Tell not the planting of thy parent tree,
But that the forest tribes have bent for ages,
To thee, and to thy sires, the subject knee.
Thy name is princely. Though no poet's magic
Could make RED JACKET grace an English rhyme,
Unless he had a genius for the tragic,
And introduced it in a pantomime;
Yet it is music in the language spoken
Of thine own land; and on her herald-roll,
As nobly fought for, and as proud a token
As CŒUR DE LION'S, of a warrior's soul.
Thy garb—though Austria's bosom-star would frighten
That medal pale, as diamonds the dark mine,
And George the Fourth wore, in the dance at Brighton,
A more becoming evening dress than thine;
Yet 'tis a brave one, scorning wind and weather,
And fitted for thy couch on field and flood,
As Rob Roy's tartans for the Highland heather,
Or forest green for England's Robin Hood.
Is strength a monarch's merit? (like a whaler's)
Thou art as tall, as sinewy, and as strong
As earth's first kings—the Argo's gallant sailors.
Heroes in history, and gods in song.
Is eloquence? Her spell is thine that reaches
The heart, and makes the wisest head its sport;

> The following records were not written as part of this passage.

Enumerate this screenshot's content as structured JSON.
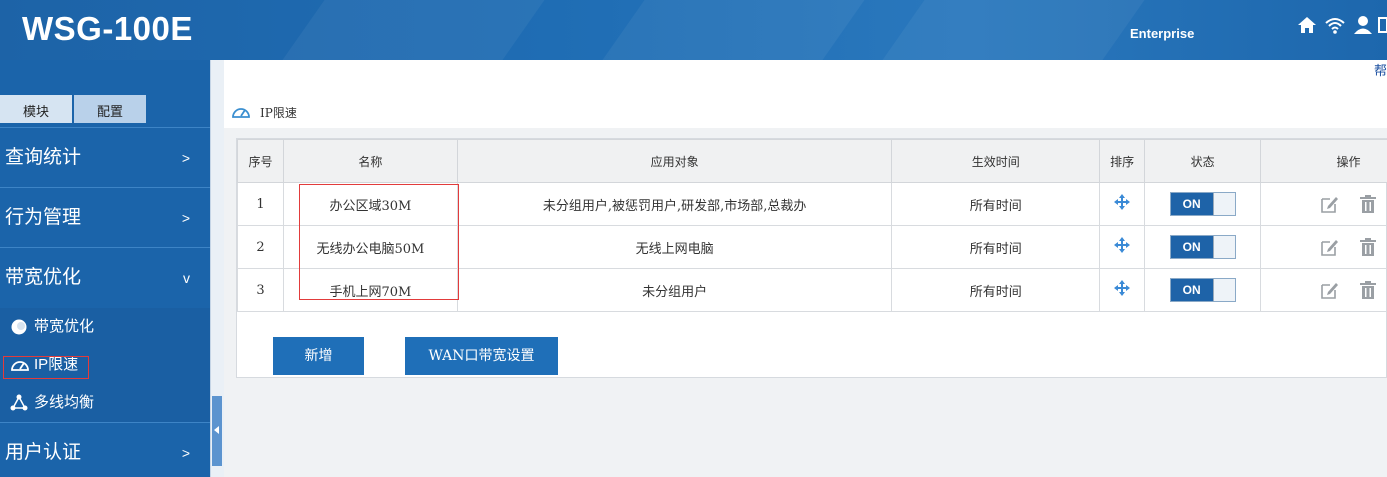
{
  "header": {
    "logo": "WSG-100E",
    "edition": "Enterprise",
    "icons": [
      "home-icon",
      "wifi-icon",
      "user-icon",
      "exit-icon"
    ]
  },
  "sidebar": {
    "tabs": [
      "模块",
      "配置"
    ],
    "menus": [
      {
        "label": "查询统计",
        "arrow": ">"
      },
      {
        "label": "行为管理",
        "arrow": ">"
      },
      {
        "label": "带宽优化",
        "arrow": "v"
      },
      {
        "label": "用户认证",
        "arrow": ">"
      }
    ],
    "subitems": [
      {
        "label": "带宽优化",
        "icon": "circle-icon"
      },
      {
        "label": "IP限速",
        "icon": "gauge-icon"
      },
      {
        "label": "多线均衡",
        "icon": "network-icon"
      }
    ]
  },
  "content": {
    "help": "帮",
    "title": "IP限速",
    "columns": [
      "序号",
      "名称",
      "应用对象",
      "生效时间",
      "排序",
      "状态",
      "操作"
    ],
    "rows": [
      {
        "index": "1",
        "name": "办公区域30M",
        "target": "未分组用户,被惩罚用户,研发部,市场部,总裁办",
        "time": "所有时间",
        "status": "ON"
      },
      {
        "index": "2",
        "name": "无线办公电脑50M",
        "target": "无线上网电脑",
        "time": "所有时间",
        "status": "ON"
      },
      {
        "index": "3",
        "name": "手机上网70M",
        "target": "未分组用户",
        "time": "所有时间",
        "status": "ON"
      }
    ],
    "buttons": {
      "add": "新增",
      "wan": "WAN口带宽设置"
    }
  },
  "colors": {
    "primary": "#1b64aa",
    "button": "#1f6fb8",
    "highlight": "#e23b3b"
  }
}
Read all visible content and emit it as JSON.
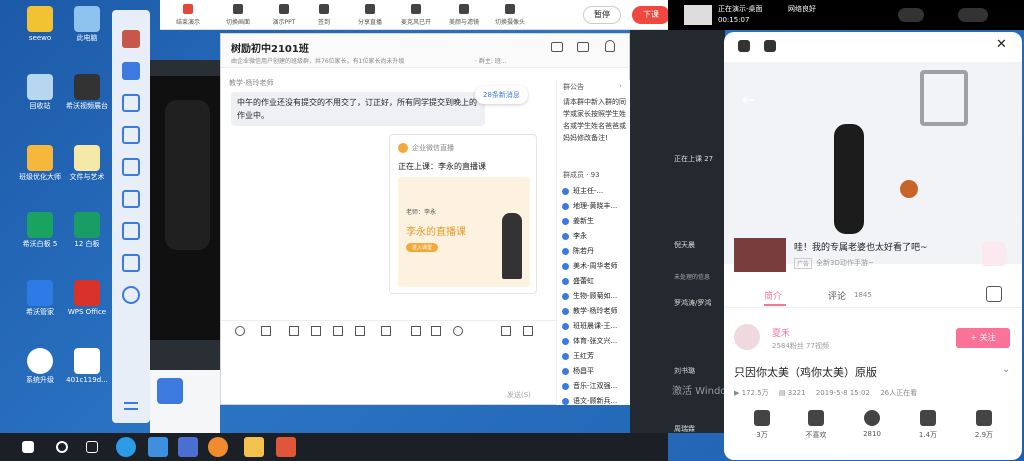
{
  "top_toolbar": {
    "items": [
      "结束演示",
      "切换画面",
      "演示PPT",
      "签到",
      "分享直播",
      "麦克风已开",
      "美颜与滤镜",
      "切换摄像头"
    ],
    "pause": "暂停",
    "end": "下课",
    "live_status": "正在演示-桌面",
    "live_time": "00:15:07",
    "network": "网络良好"
  },
  "desktop": {
    "icons": [
      "seewo",
      "此电脑",
      "回收站",
      "希沃视频展台",
      "班级优化大师",
      "文件与艺术",
      "希沃白板 5",
      "12 白板",
      "希沃管家",
      "WPS Office",
      "系统升级",
      "401c119d..."
    ]
  },
  "chat": {
    "title": "树励初中2101班",
    "subtitle": "由企业微信用户创建的班级群，共76位家长，有1位家长尚未升级",
    "owner": "· 群主: 班...",
    "sender": "教学-杨玲老师",
    "message": "中午的作业还没有提交的不用交了，订正好，所有同学提交到晚上的作业中。",
    "new_msgs": "28条新消息",
    "card_source": "企业微信直播",
    "card_title": "正在上课：李永的直播课",
    "card_teacher": "老师：李永",
    "card_course": "李永的直播课",
    "card_button": "进入课堂",
    "send": "发送(S)",
    "notice_title": "群公告",
    "notice_text": "请本群中新入群的同学或家长按照学生姓名或学生姓名爸爸或妈妈修改备注!",
    "members_title": "群成员 · 93",
    "members": [
      "班主任-...",
      "地理-黄晓丰...",
      "姜新生",
      "李永",
      "陈若丹",
      "美术-周华老师",
      "盛蕾虹",
      "生物-顾菊如...",
      "教学-杨玲老师",
      "班班晨课-王...",
      "体育-张文兴...",
      "王红芳",
      "杨昌平",
      "音乐-江双强...",
      "语文-顾新兵..."
    ]
  },
  "behind": {
    "live_count": "正在上课 27",
    "user1": "倪天晨",
    "user2": "罗鸿涛/罗鸿",
    "text1": "未处理的信息",
    "user3": "刘书璐",
    "user4": "周瑞霖",
    "watermark": "激活 Windows"
  },
  "phone": {
    "ad_title": "哇！我的专属老婆也太好看了吧~",
    "ad_badge": "广告",
    "ad_sub": "全新3D动作手游~",
    "tab_intro": "简介",
    "tab_comments": "评论",
    "comment_count": "1845",
    "up_name": "夏禾",
    "up_stats": "2584粉丝   77视频",
    "follow": "+ 关注",
    "video_title": "只因你太美（鸡你太美）原版",
    "views": "172.5万",
    "danmaku": "3221",
    "date": "2019-5-8 15:02",
    "watching": "26人正在看",
    "actions": [
      {
        "label": "3万"
      },
      {
        "label": "不喜欢"
      },
      {
        "label": "2810"
      },
      {
        "label": "1.4万"
      },
      {
        "label": "2.9万"
      }
    ]
  }
}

And there's one rare, strange virtue in thy speeches,
The secret of their mastery—they are short.
Is beauty? Thine has with thy youth departed,
But the love-legends of thy manhood's years,
And she who perish'd, young and broken-hearted,
Are—but I rhyme for smiles, and not for tears.
The monarch mind—the mystery of commanding,
The godlike power, the art Napoleon,
Of winning, fettering, moulding, wielding, banding
The hearts of millions till they move as one;
Thou hast it. At thy bidding men have crowded
The road to death as to a festival;
And minstrel minds, without a blush, have shrouded
With banner-folds of glory their dark pall.
Who will believe—not I—for in deceiving
Lies the dear charm of life's delightful dream;
I cannot spare the luxury of believing
That all things beautiful are what they seem.
Who will believe that, with a smile whose blessing
Would, like the patriarch's, sooth a dying hour;
With voice as low, as gentle, and caressing
As e'er won maiden's lip in moonlight bower;
With look, like patient Job's, eschewing evil;
With motions graceful as a bird's in air;
Thou art, in sober truth, the veriest devil
That e'er clinched fingers in a captive's hair?
That in thy veins there springs a poison fountain,
Deadlier than that which bathes the Upas-tree;
And in thy wrath, a nursing Cat o' Mountain
Is calm as her babe's sleep compared with thee?
And underneath that face like summer's ocean's,
Its lip as moveless, and its cheek as clear,
Slumbers a whirlwind of the heart's emotions,
Love, hatred, pride, hope, sorrow—all, save fear,
Love—for thy land, as if she were thy daughter,
Her pipes in peace, her tomahawk in wars;
Hatred—of missionaries and cold water;
Pride—in thy rifle trophies and thy scars;